Schisandra is a woody vine with numerous clusters of tiny, bright red berries. It grows throughout China and regions of Russia and Korea. The fully ripe, sun-dried fruit is used medicinally. It is purported to have sour, sweet, salty, hot, and bitter tastes. This unusual combination of flavours is reflected in schisandra’s Chinese name wu-wei-zi, meaning “five taste fruit.”
A classical treatise on Chinese herbal medicine, Shen Nung Pen Tsao Ching, describes schisandra as a herb useful for a wide variety of conditions, especially as a kidney tonic and lung astringent. Other Traditional Chinese Medicine texts note that schisandra is useful for coughs, night sweats, insomnia, thirst, and physical exhaustion. Adaptogenic herbs, like schisandra, have been used in Traditional Chinese Medicine to improve the ability of the body to respond to stress.

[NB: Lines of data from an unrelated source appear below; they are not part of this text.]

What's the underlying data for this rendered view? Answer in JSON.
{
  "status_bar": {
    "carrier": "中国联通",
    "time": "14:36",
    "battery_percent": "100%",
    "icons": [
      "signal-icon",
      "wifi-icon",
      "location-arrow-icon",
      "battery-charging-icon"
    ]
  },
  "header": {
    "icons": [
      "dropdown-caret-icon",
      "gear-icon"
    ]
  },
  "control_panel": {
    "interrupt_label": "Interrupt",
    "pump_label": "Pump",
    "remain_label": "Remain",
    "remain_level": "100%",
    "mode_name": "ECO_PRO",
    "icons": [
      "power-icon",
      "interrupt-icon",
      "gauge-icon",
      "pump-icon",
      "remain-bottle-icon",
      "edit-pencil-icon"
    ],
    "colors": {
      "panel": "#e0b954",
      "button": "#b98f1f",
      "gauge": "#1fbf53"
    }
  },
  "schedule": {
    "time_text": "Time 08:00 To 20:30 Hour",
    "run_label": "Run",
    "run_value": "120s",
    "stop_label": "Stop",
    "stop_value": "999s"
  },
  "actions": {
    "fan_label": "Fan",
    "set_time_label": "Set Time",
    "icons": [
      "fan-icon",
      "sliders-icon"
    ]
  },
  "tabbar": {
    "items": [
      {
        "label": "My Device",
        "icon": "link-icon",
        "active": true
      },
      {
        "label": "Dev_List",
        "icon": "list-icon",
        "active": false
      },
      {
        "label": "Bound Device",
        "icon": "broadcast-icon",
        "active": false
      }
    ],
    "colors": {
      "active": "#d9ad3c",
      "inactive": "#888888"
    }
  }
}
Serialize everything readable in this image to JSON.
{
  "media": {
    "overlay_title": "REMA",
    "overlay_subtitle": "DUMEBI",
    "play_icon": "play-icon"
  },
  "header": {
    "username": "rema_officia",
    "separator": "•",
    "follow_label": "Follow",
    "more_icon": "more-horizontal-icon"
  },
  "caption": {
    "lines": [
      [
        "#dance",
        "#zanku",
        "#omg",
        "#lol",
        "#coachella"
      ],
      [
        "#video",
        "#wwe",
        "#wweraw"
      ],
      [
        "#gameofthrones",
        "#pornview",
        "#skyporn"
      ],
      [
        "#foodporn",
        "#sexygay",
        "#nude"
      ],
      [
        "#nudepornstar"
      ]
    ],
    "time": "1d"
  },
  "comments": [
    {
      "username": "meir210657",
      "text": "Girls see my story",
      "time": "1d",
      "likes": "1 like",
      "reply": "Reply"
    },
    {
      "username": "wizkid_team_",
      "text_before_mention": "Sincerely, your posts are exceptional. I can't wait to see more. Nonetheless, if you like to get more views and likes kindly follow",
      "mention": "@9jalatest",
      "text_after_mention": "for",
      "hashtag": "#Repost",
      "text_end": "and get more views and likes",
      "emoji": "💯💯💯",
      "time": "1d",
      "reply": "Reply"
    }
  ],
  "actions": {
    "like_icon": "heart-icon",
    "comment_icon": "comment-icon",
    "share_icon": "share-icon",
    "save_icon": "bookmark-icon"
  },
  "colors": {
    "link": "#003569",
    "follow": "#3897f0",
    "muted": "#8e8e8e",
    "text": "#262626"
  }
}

What it does
Schisandra contains a variety of compounds including organic acids, volatile oils and lignans. The lignans apppear to control inflammation and help regenerate liver tissue. The herb also has a mild adaptogenic property, beneficially modifying the stress response. Schisandra has been shown to directly stimulate the nervous system and improve mental clarity and the speed of reflexes.
|Mental enhancement||Liver toxicity||Cirrhosis|

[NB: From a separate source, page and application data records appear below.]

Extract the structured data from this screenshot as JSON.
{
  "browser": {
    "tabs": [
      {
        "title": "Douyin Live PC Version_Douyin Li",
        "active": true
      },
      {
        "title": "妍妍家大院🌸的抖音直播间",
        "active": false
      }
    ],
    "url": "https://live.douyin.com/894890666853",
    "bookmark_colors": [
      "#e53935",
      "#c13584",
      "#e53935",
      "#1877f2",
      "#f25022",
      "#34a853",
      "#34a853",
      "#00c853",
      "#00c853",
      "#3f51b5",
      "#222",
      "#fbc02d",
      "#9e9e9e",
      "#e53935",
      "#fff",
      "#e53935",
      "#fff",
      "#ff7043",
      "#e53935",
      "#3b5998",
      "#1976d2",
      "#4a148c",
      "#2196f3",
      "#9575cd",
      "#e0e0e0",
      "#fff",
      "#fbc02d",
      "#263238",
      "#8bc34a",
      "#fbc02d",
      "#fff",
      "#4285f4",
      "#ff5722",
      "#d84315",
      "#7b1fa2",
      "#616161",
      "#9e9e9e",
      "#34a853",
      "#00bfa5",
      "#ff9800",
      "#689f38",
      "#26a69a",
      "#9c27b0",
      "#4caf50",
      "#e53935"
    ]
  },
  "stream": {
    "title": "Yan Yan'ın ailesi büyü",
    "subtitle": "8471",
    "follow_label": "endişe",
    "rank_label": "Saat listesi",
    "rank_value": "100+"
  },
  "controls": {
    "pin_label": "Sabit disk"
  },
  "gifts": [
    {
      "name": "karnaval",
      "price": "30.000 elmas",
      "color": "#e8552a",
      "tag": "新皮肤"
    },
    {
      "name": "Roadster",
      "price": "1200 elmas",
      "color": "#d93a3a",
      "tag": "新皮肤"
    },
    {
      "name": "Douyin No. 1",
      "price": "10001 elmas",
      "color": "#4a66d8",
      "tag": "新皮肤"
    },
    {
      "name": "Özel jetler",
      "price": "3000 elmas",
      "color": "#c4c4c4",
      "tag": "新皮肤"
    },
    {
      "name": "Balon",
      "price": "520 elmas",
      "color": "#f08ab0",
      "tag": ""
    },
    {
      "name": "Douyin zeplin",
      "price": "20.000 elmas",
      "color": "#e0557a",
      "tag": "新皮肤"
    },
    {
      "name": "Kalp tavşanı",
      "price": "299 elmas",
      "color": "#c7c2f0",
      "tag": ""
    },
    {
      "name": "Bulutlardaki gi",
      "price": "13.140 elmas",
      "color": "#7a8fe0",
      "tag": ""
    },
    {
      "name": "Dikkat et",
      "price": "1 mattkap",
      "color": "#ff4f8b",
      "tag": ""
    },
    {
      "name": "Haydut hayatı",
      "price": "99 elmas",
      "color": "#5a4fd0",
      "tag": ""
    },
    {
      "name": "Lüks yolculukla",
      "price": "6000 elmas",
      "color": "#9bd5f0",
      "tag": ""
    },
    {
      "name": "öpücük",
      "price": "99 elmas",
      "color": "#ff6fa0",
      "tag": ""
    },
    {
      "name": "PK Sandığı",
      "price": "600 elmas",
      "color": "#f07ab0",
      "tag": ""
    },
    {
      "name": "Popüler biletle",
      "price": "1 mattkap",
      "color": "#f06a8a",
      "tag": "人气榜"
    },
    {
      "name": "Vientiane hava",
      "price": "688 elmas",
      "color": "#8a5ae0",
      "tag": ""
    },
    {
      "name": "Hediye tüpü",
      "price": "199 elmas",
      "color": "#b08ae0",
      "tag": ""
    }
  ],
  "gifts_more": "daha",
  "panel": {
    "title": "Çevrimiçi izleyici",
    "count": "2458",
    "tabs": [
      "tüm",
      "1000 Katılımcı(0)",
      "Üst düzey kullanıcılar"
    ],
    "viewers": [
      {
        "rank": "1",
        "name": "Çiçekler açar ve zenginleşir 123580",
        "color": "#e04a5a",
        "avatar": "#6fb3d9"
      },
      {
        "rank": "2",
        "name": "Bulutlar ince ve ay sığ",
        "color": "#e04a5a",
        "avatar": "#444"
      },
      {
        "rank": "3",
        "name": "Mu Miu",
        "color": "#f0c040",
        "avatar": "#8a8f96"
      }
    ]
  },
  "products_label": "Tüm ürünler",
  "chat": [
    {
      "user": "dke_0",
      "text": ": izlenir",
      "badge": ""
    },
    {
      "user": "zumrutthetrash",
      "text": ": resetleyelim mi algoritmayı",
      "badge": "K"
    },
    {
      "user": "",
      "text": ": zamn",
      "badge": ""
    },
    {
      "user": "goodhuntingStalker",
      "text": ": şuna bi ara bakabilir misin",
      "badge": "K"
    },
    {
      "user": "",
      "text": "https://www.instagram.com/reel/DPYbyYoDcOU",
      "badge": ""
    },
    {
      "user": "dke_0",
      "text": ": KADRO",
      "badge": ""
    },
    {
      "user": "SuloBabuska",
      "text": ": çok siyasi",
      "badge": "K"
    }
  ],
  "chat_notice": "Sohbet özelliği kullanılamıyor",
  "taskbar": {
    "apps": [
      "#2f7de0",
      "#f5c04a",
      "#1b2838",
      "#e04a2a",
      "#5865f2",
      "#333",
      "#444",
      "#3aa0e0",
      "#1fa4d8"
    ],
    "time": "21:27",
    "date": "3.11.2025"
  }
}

Current research has shown that the herbs active schisandrins prevent liver damage, stimulate liver repair and normalise liver functioning. These effects appear to be to a great extent due to a positive impact on glutathione activity and general liver detoxification processes.
Generally, there are no side effects or contra-indications from using Schisandra.
Do not use in pregnancy or when breastfeeding.
If you have peptic ulcers, epilepsy or high blood pressure you should not take Schisandra.